The old building was taken down at the end of the sixties when the present elegant structure was erected to the plans of Mr Wallace, architect, the Bank entering into possession in July 1872. When the fortunes of the City of Glasgow Bank were at an end it became, as it now is, the headquarter of the Bank of Scotland. The City of Glasgow Bank had been previously carried on across the way in the building that is now Fullerton's. Until 1858 Fullerton's was the chief agency for the supply of newspapers, which came to the town three times a week, "The minister aye gettin' the first read".

Two old-fashioned houses stood near the water-runner to the north of the Bank buildings. The occupant of one of these used to relate how he jumped out of bed on morning to find himself up to the middle in water. The "burn" (the primeval drainage system) had swollen and the back drench of the sea had placed the streets in flood. Dockhead Street was like a street in Venice and he had to hail a passing boat to escape from his own house. The old houses referred to are now submerged in the Trinity Church. Trinity Church had its origin in the old Relief Church at Parkhead, where, after the stirring days of sectarian war, it pursued its even tenor under the name of the East U P Church. Its transition to Dockhead Street as the Trinity Church recalls the fact that the new home was built for its esteemed and popular minister, the Rev George Philp, who from the day of his reception in September 1864, when, standing at the gate of the church he was publicly acclaimed, merited the compliment to his services which this transference represented.

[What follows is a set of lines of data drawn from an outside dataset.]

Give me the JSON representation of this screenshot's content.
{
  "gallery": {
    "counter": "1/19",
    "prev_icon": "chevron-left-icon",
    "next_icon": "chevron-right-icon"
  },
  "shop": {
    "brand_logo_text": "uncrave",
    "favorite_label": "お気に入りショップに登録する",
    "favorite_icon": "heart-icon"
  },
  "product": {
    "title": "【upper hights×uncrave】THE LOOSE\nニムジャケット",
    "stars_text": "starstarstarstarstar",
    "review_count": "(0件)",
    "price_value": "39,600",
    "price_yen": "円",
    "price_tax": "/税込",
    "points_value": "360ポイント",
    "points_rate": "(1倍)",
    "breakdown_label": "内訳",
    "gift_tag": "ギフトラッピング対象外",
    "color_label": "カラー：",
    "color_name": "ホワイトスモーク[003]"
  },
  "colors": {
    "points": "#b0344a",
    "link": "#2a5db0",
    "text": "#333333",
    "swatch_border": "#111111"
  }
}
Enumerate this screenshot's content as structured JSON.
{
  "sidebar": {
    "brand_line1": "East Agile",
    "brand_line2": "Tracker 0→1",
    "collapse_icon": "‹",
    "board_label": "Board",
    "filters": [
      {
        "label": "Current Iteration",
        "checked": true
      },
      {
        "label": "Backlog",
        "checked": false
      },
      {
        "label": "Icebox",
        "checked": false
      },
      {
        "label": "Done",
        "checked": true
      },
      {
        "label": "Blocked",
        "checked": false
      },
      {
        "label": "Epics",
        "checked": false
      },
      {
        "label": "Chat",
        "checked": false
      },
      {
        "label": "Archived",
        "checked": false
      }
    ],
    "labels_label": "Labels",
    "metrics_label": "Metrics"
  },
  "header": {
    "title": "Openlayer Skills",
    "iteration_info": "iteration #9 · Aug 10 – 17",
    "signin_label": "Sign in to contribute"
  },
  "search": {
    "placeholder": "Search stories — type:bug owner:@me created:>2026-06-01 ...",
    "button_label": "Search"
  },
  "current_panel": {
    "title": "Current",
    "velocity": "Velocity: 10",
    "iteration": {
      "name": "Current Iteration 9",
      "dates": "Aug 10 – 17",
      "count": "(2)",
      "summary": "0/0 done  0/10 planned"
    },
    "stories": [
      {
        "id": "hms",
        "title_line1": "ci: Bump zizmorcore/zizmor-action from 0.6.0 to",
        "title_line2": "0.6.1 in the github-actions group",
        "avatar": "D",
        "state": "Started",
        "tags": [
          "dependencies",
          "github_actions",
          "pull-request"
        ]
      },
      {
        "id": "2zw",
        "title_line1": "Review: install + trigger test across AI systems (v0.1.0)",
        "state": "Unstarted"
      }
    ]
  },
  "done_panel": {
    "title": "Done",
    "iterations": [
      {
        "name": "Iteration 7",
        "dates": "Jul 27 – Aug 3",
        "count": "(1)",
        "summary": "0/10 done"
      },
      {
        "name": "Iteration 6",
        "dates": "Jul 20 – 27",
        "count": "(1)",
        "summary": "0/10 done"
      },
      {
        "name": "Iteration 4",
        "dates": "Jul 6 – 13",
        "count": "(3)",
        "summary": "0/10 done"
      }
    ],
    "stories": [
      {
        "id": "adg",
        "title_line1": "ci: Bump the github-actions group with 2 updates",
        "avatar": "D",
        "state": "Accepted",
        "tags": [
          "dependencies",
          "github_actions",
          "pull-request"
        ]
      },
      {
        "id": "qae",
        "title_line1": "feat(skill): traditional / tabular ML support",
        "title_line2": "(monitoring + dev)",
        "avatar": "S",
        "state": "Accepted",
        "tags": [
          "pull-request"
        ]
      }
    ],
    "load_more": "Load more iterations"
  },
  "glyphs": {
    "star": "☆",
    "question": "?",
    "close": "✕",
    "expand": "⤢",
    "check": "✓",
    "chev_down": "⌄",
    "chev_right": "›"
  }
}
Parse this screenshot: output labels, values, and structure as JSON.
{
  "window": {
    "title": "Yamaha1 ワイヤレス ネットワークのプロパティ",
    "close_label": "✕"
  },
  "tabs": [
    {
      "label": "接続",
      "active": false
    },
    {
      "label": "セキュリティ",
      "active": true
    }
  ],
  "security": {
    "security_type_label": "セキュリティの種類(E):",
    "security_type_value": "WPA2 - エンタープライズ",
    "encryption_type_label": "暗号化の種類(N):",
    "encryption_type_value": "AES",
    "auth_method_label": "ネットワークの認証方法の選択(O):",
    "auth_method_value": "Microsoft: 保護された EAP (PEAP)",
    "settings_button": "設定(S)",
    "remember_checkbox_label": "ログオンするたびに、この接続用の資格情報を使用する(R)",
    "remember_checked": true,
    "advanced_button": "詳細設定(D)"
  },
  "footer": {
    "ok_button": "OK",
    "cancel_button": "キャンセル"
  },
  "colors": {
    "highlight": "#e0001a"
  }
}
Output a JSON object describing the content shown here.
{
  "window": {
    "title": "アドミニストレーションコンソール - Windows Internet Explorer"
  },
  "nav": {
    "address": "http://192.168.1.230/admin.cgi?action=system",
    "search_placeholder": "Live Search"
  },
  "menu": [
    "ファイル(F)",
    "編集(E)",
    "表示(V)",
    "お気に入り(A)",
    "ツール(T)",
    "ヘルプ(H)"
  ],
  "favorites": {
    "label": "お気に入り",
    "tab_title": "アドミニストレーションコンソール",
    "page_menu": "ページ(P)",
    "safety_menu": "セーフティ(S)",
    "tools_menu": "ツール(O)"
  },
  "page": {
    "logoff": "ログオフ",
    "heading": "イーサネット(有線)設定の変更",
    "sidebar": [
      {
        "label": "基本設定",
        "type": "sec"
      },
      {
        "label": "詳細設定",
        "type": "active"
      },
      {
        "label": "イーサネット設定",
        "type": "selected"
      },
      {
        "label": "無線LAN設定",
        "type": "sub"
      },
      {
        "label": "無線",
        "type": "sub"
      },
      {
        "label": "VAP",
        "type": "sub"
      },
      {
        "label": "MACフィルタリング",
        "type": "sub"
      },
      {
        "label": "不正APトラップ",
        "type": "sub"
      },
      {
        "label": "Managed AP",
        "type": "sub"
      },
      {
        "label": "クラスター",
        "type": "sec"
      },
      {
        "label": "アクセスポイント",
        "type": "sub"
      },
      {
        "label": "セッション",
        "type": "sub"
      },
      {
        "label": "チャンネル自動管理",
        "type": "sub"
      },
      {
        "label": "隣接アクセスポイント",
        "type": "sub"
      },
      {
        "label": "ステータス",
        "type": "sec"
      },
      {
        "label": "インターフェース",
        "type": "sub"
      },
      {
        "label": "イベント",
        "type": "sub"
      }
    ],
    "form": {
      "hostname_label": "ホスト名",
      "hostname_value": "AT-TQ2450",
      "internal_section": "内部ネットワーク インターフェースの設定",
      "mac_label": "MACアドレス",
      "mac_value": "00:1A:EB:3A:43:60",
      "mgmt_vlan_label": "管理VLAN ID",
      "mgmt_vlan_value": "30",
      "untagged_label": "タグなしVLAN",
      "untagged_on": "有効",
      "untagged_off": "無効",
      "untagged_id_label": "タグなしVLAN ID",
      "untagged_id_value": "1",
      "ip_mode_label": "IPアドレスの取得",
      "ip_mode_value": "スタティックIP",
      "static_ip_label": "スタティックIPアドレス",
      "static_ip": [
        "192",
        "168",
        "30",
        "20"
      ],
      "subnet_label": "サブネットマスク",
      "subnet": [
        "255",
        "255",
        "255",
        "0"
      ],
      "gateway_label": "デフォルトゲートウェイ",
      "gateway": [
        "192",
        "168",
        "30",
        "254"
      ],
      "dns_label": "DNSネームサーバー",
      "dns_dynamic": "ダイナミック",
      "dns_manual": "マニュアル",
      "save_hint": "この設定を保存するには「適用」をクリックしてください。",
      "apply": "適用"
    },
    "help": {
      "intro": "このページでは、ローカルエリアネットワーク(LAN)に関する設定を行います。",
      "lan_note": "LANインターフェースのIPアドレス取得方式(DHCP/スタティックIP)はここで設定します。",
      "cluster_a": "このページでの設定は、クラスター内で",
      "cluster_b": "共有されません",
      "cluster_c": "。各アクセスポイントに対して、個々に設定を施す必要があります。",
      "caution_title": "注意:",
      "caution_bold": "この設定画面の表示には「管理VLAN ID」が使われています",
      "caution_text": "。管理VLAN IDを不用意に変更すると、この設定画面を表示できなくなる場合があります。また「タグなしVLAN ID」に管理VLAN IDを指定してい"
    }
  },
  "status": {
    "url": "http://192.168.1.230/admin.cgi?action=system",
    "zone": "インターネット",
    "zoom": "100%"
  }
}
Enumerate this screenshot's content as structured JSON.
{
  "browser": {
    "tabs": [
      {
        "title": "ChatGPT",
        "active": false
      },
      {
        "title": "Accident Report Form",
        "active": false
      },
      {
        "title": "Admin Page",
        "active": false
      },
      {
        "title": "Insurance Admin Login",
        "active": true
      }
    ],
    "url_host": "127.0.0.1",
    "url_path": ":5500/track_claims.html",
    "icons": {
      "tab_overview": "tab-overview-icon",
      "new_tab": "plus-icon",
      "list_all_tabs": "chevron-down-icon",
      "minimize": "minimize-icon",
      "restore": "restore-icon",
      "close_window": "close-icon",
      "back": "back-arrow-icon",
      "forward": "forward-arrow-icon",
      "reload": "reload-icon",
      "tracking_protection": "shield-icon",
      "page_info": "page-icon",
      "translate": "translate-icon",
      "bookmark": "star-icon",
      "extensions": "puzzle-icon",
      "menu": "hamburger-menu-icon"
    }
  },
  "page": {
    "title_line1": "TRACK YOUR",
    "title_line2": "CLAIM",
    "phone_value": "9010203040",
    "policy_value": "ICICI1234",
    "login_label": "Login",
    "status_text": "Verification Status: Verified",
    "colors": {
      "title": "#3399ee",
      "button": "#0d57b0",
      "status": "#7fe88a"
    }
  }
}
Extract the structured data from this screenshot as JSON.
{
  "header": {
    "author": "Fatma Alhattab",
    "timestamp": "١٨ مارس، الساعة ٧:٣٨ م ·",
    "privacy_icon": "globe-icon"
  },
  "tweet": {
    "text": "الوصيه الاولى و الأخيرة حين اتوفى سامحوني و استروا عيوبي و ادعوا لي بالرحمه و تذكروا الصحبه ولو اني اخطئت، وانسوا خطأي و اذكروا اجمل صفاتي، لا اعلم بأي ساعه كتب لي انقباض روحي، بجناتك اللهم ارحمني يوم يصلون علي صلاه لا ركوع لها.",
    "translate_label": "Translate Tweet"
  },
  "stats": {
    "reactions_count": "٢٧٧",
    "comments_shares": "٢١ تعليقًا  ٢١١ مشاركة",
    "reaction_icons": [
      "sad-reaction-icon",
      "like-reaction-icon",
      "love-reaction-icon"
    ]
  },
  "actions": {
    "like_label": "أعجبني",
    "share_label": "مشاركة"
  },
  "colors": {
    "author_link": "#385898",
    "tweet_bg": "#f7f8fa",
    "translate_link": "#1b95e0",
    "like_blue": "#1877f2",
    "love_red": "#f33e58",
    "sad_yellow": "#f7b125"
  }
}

The quaint little house with the crowstep gable still clinging to the narrow part of the thoroughfare (Dunlop's Hairdressing Emporium) was the Post Office between 1862 and 1884, when John Grimwoood acted as Postmaster and Inspector of Poor. It recalls one most memorable occasion about twentyfour years ago when the waters flowed into Dockhead Street and overran the adjacent streets and the Dockhead was alive with floating craft; cradles, eggboxes and miscellaneous variety of materials appearing on the surface of the water. Dr Wallace, driving home that day from the country over Bradshaw, found his horse immersed almost up to the neck in water and had to take to the higher lands. The Post Office officials found themselves imprisoned in the flood and had to betake themselves - letters, bags and stamping paraphernalia - to an upper floor. From that upper window the mail bags had to be handed out to John Welsh, the postman, who was left to make his way through the alarming current as best he could and so maintain the tradition of "prompt delivery". The little building in which this took place was, in the Forties, the possession of Grace Rose. The Post Office under George Fullerton. now postmaster, Port Glasgow and his sister, Miss Fullerton, was transferred to near the Dockhead entrance. The Dockhead Street has a singular history. It was built over the primitive beach and has its foundation on the wrack, tangle and kelpshore thrown up from the sea and which at one time was claimed as a perquisite of the lordly lessors. During recent excavations ashes were found and these were said to be the remains of the salt fires of the primeval salters; but less enthusiastic antiquarians declare them to be the refuse of the more recent salt works drifted in from the Pans.